Books by Peter Moore

<i>ENDEAVOUR</i> by Peter Moore
Released: May 14, 2019

"History at its most exciting and revealing."
A dense but enlightening history of a highly significant 18th-century vessel. Read full book review >
Released: June 2, 2015

"Detailed and insightful, this book is as relevant as ever in this era of rapid climate change."
In 1800, no one had a clue about what controlled "the heavens," which made the unlikely science of meteorology one of the most remarkable accomplishments of the 19th century. Read full book review >
V IS FOR VILLAIN by Peter Moore
Released: May 20, 2014

"This is superhero fiction done right. (Fantasy. 12 & up)"
Being the nonpowered brother of a superhero could turn any good kid bad. Read full book review >
CAUGHT IN THE ACT by Peter Moore
Released: April 1, 2005

Newcomer Lydia knows how to get power and how to use it, as Ethan explains in this narrative detailing his gradual submission to her. At first, Ethan's life seems ordinary and full of the usual insecurities of a sophomore more interested in being in a play than living up to intense academic pressure from family and friends. Lydia is a Goth-type, mostly ignored by others, whose accent wavers from British to Southern depending on her need. Since she's a manipulator par excellence, Ethan both witnesses and benefits from her machinations on his behalf. By severing him from any of his usual supportive friends, she slowly creates a situation where Ethan is vulnerable to her demands, at the same time he's intoxicated with her. Glimpses of Lydia's home life provide insight rather than any clear explanation of her personality, but when it comes to a showdown, the deck is definitely stacked in her favor. Physical danger lurks beneath the layers of psychological suspense in a satisfyingly logical, killer conclusion. (Fiction. YA)Read full book review >
BLIND SIGHTED by Peter Moore
Released: Sept. 1, 2002
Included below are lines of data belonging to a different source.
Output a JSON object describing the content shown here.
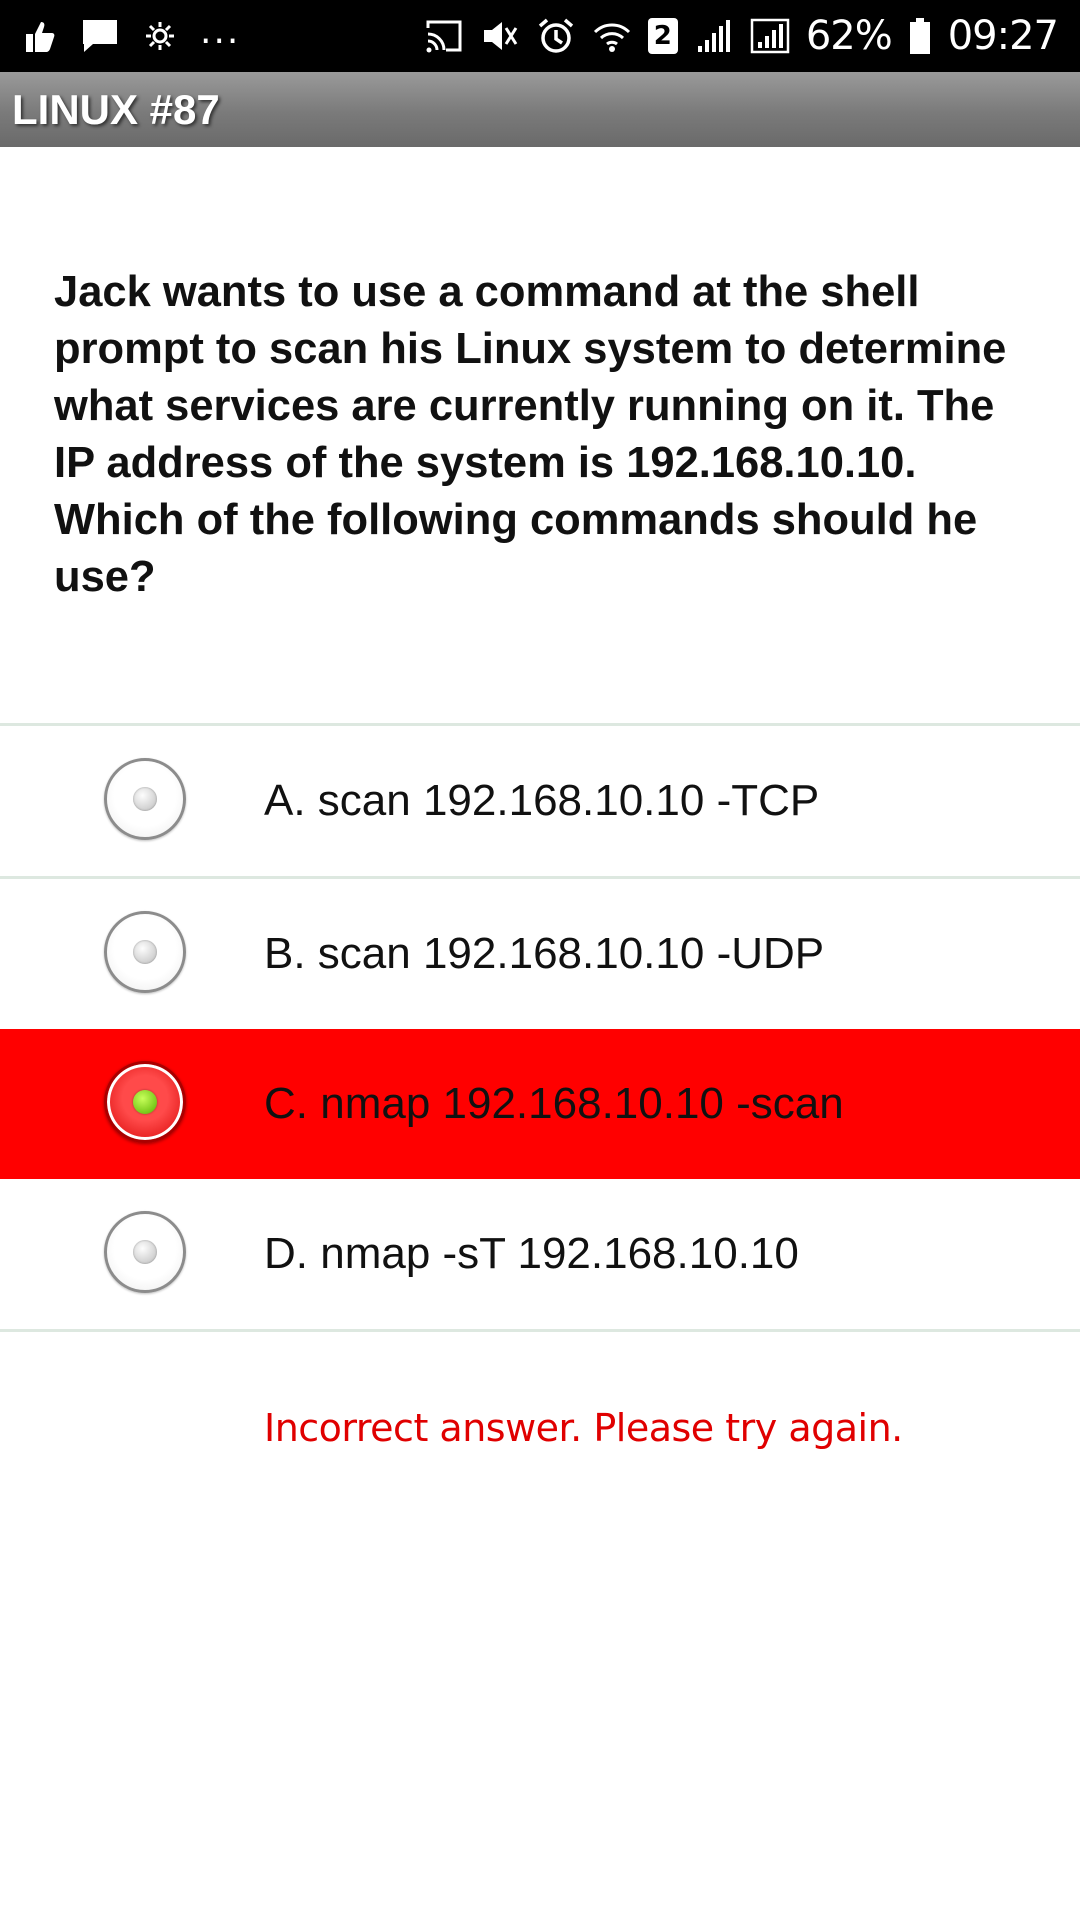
{
  "status_bar": {
    "left_icons": [
      "thumbs-up-icon",
      "chat-bubble-icon",
      "blossom-icon",
      "more-notifications-icon"
    ],
    "ellipsis": "...",
    "sim_badge": "2",
    "battery": "62%",
    "time": "09:27",
    "right_icons": [
      "cast-icon",
      "mute-icon",
      "alarm-icon",
      "wifi-icon",
      "signal-icon",
      "signal-icon",
      "battery-icon"
    ]
  },
  "header": {
    "title": "LINUX #87"
  },
  "quiz": {
    "question": "Jack wants to use a command at the shell prompt to scan his Linux system to determine what services are currently running on it. The IP address of the system is 192.168.10.10. Which of the following commands should he use?",
    "options": [
      {
        "label": "A. scan 192.168.10.10 -TCP",
        "selected": false
      },
      {
        "label": "B. scan 192.168.10.10 -UDP",
        "selected": false
      },
      {
        "label": "C. nmap 192.168.10.10 -scan",
        "selected": true
      },
      {
        "label": "D. nmap -sT 192.168.10.10",
        "selected": false
      }
    ],
    "feedback": "Incorrect answer. Please try again."
  },
  "colors": {
    "selected_background": "#ff0000",
    "feedback_text": "#e00000",
    "selected_dot": "#78c81a"
  }
}
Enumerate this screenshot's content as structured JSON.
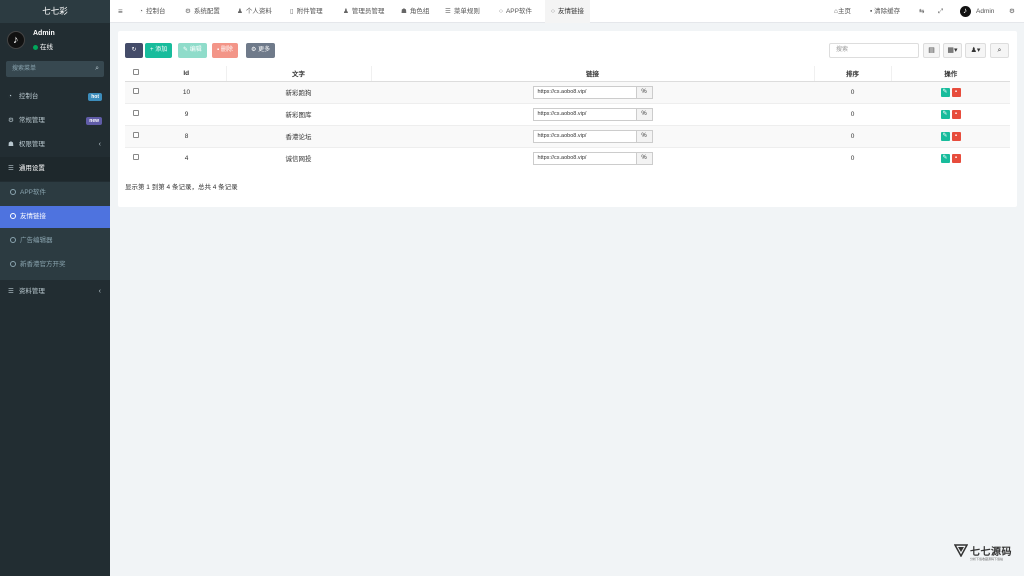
{
  "sidebar": {
    "logo": "七七彩",
    "user": {
      "name": "Admin",
      "status": "在线"
    },
    "search_placeholder": "搜索菜单",
    "menu": [
      {
        "label": "控制台",
        "icon": "dashboard-icon",
        "badge": "hot"
      },
      {
        "label": "常规管理",
        "icon": "cogs-icon",
        "badge": "new"
      },
      {
        "label": "权限管理",
        "icon": "group-icon",
        "chevron": "‹"
      },
      {
        "label": "通用设置",
        "icon": "list-icon"
      }
    ],
    "submenu": [
      {
        "label": "APP软件"
      },
      {
        "label": "友情链接",
        "active": true
      },
      {
        "label": "广告编辑器"
      },
      {
        "label": "新香港官方开奖"
      }
    ],
    "bottom_menu": {
      "label": "资料管理",
      "icon": "list-icon",
      "chevron": "‹"
    }
  },
  "topbar": {
    "tabs": [
      {
        "label": "控制台",
        "icon": "dashboard-icon"
      },
      {
        "label": "系统配置",
        "icon": "gear-icon"
      },
      {
        "label": "个人资料",
        "icon": "user-icon"
      },
      {
        "label": "附件管理",
        "icon": "file-icon"
      },
      {
        "label": "管理员管理",
        "icon": "user-icon"
      },
      {
        "label": "角色组",
        "icon": "group-icon"
      },
      {
        "label": "菜单规则",
        "icon": "bars-icon"
      },
      {
        "label": "APP软件",
        "icon": "circle-icon"
      },
      {
        "label": "友情链接",
        "icon": "circle-icon",
        "active": true
      }
    ],
    "right": {
      "home": "主页",
      "clear_cache": "清除缓存",
      "user": "Admin"
    }
  },
  "toolbar": {
    "add": "添加",
    "edit": "编辑",
    "delete": "删除",
    "more": "更多",
    "search_placeholder": "搜索"
  },
  "table": {
    "headers": {
      "id": "Id",
      "text": "文字",
      "link": "链接",
      "sort": "排序",
      "action": "操作"
    },
    "rows": [
      {
        "id": "10",
        "text": "新彩跑狗",
        "link": "https://cs.aobo8.vip/",
        "sort": "0"
      },
      {
        "id": "9",
        "text": "新彩图库",
        "link": "https://cs.aobo8.vip/",
        "sort": "0"
      },
      {
        "id": "8",
        "text": "香港论坛",
        "link": "https://cs.aobo8.vip/",
        "sort": "0"
      },
      {
        "id": "4",
        "text": "诚信网投",
        "link": "https://cs.aobo8.vip/",
        "sort": "0"
      }
    ],
    "summary": "显示第 1 到第 4 条记录，总共 4 条记录"
  },
  "watermark": {
    "title": "七七源码",
    "subtitle": "分析下载收藏源码下载站"
  },
  "colors": {
    "sidebar": "#222d32",
    "active_menu": "#4e73df",
    "add_button": "#18bc9c",
    "delete_button": "#e74c3c"
  }
}
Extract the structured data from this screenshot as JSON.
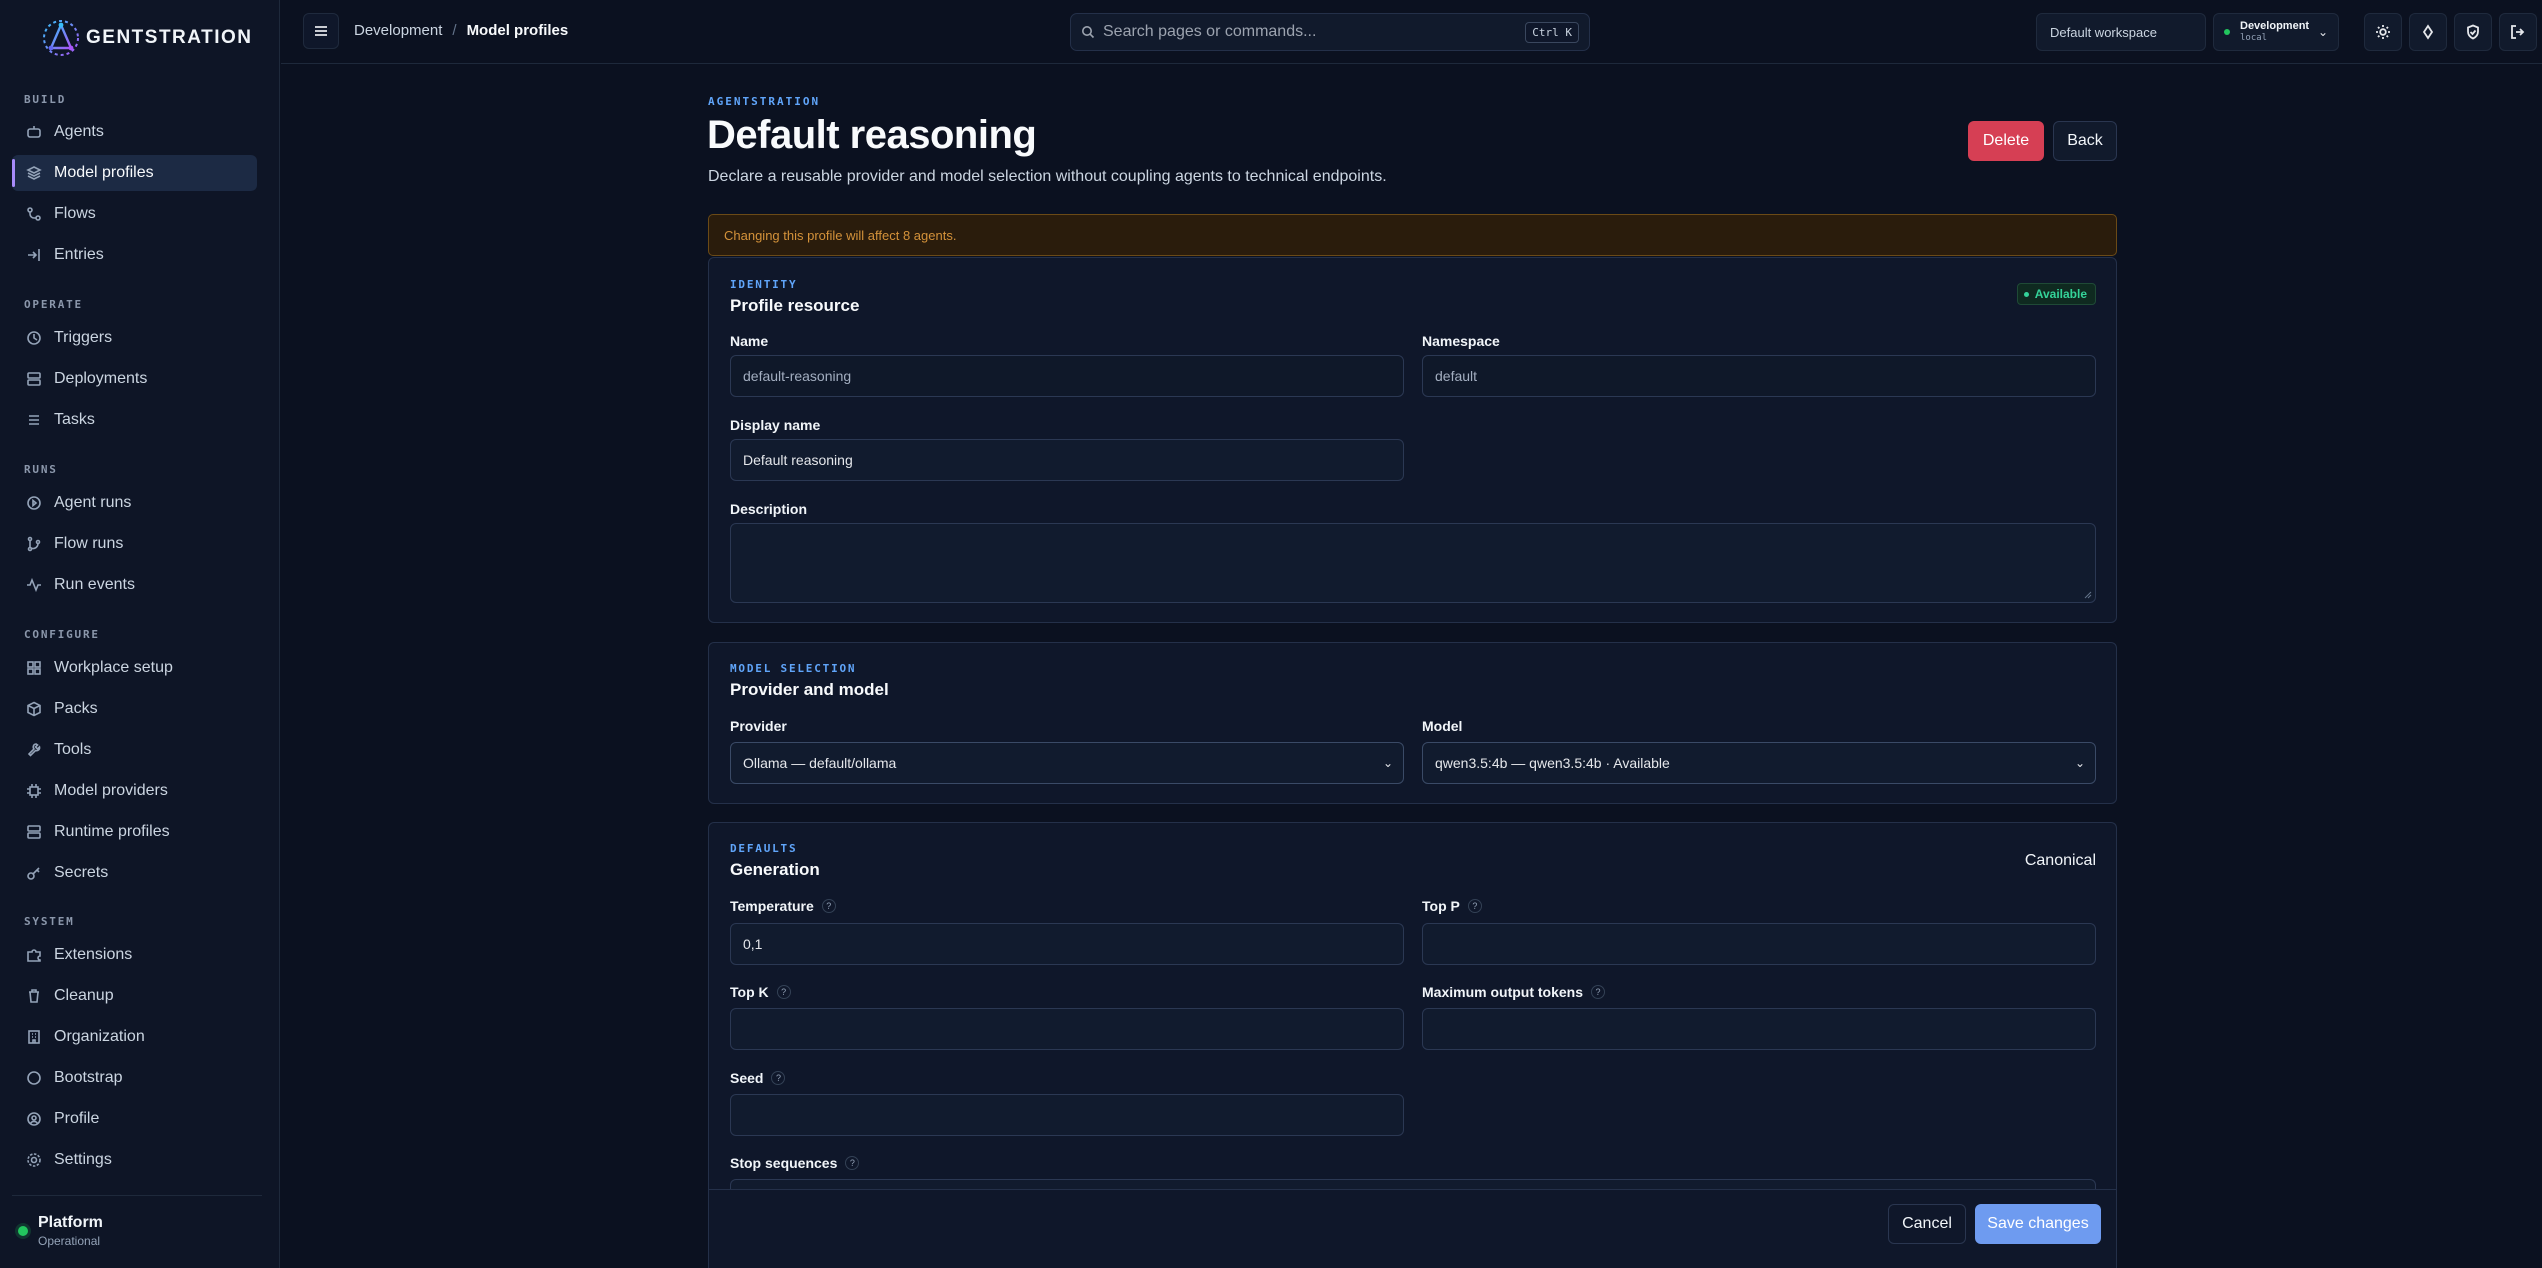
{
  "app": {
    "brand": "GENTSTRATION"
  },
  "sidebar": {
    "sections": [
      {
        "label": "BUILD"
      },
      {
        "label": "OPERATE"
      },
      {
        "label": "RUNS"
      },
      {
        "label": "CONFIGURE"
      },
      {
        "label": "SYSTEM"
      }
    ],
    "items": [
      {
        "label": "Agents",
        "icon": "robot-icon"
      },
      {
        "label": "Model profiles",
        "icon": "layers-icon",
        "active": true
      },
      {
        "label": "Flows",
        "icon": "flow-icon"
      },
      {
        "label": "Entries",
        "icon": "login-icon"
      },
      {
        "label": "Triggers",
        "icon": "clock-icon"
      },
      {
        "label": "Deployments",
        "icon": "server-icon"
      },
      {
        "label": "Tasks",
        "icon": "list-icon"
      },
      {
        "label": "Agent runs",
        "icon": "play-circle-icon"
      },
      {
        "label": "Flow runs",
        "icon": "git-branch-icon"
      },
      {
        "label": "Run events",
        "icon": "activity-icon"
      },
      {
        "label": "Workplace setup",
        "icon": "grid-icon"
      },
      {
        "label": "Packs",
        "icon": "package-icon"
      },
      {
        "label": "Tools",
        "icon": "wrench-icon"
      },
      {
        "label": "Model providers",
        "icon": "chip-icon"
      },
      {
        "label": "Runtime profiles",
        "icon": "server-icon"
      },
      {
        "label": "Secrets",
        "icon": "key-icon"
      },
      {
        "label": "Extensions",
        "icon": "puzzle-icon"
      },
      {
        "label": "Cleanup",
        "icon": "trash-icon"
      },
      {
        "label": "Organization",
        "icon": "building-icon"
      },
      {
        "label": "Bootstrap",
        "icon": "circle-icon"
      },
      {
        "label": "Profile",
        "icon": "user-circle-icon"
      },
      {
        "label": "Settings",
        "icon": "gear-icon"
      }
    ],
    "platform": {
      "name": "Platform",
      "status": "Operational",
      "status_color": "#22c55e"
    }
  },
  "topbar": {
    "breadcrumb": {
      "parent": "Development",
      "separator": "/",
      "current": "Model profiles"
    },
    "search": {
      "placeholder": "Search pages or commands...",
      "shortcut": "Ctrl K"
    },
    "workspace": "Default workspace",
    "environment": {
      "name": "Development",
      "sub": "local"
    }
  },
  "page": {
    "eyebrow": "AGENTSTRATION",
    "title": "Default reasoning",
    "subtitle": "Declare a reusable provider and model selection without coupling agents to technical endpoints.",
    "delete_label": "Delete",
    "back_label": "Back",
    "warning": "Changing this profile will affect 8 agents."
  },
  "identity": {
    "eyebrow": "IDENTITY",
    "title": "Profile resource",
    "status": "Available",
    "name_label": "Name",
    "name_value": "default-reasoning",
    "namespace_label": "Namespace",
    "namespace_value": "default",
    "display_name_label": "Display name",
    "display_name_value": "Default reasoning",
    "description_label": "Description",
    "description_value": ""
  },
  "model_selection": {
    "eyebrow": "MODEL SELECTION",
    "title": "Provider and model",
    "provider_label": "Provider",
    "provider_value": "Ollama — default/ollama",
    "model_label": "Model",
    "model_value": "qwen3.5:4b — qwen3.5:4b · Available"
  },
  "defaults": {
    "eyebrow": "DEFAULTS",
    "title": "Generation",
    "mode": "Canonical",
    "temperature_label": "Temperature",
    "temperature_value": "0,1",
    "top_p_label": "Top P",
    "top_p_value": "",
    "top_k_label": "Top K",
    "top_k_value": "",
    "max_tokens_label": "Maximum output tokens",
    "max_tokens_value": "",
    "seed_label": "Seed",
    "seed_value": "",
    "stop_label": "Stop sequences",
    "help_glyph": "?"
  },
  "footer": {
    "cancel_label": "Cancel",
    "save_label": "Save changes"
  },
  "colors": {
    "accent": "#6e9bf0",
    "danger": "#d63f54",
    "active_marker": "#a78bfa",
    "eyebrow": "#60a5fa"
  }
}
Smaller than most seventh graders, not cool, not interested and not achieving, Kirk is a junior who writes poetry during class and heads for the library to work at shelving books after school. A major reader, he thinks of himself as an observer, not a participant. Kirk and his mother have settled into a dull routine that allows his mother to work as a waitress and go drinking with her sleazy boyfriend whenever she likes, while Kirk takes care of himself. A pregnant woman at the library offers Kirk her job reading for a blind woman about the same time that Glenn, another lackadaisical student discovers that Kirk's lyrics might go great with his guitar music. These lyrics interspersed as poems reveal Kirk's verbal acuity and insight. Slowly, Kirk becomes drawn into a community of friends and connects with "Parole Girl" in his first foray into a sexual experience, all the time continuing his connection with Callie, who became blind in the same accident that killed her parents. All the typical teen-angst elements are here: drugs, sex, rock n'roll, guidance counselor contracts, and (when Mom takes off for California) the absentee parent. Fortunately, the vividness, wry humor, and believability of the dialogue, plus the emotional roller coaster that Kirk experiences, rescues readers. Things do not go according to plan and the unpredictability turns stock characters into believable people, including surprisingly, both Callie and Mom. Unexpectedly engaging. (Fiction. YA)Read full book review >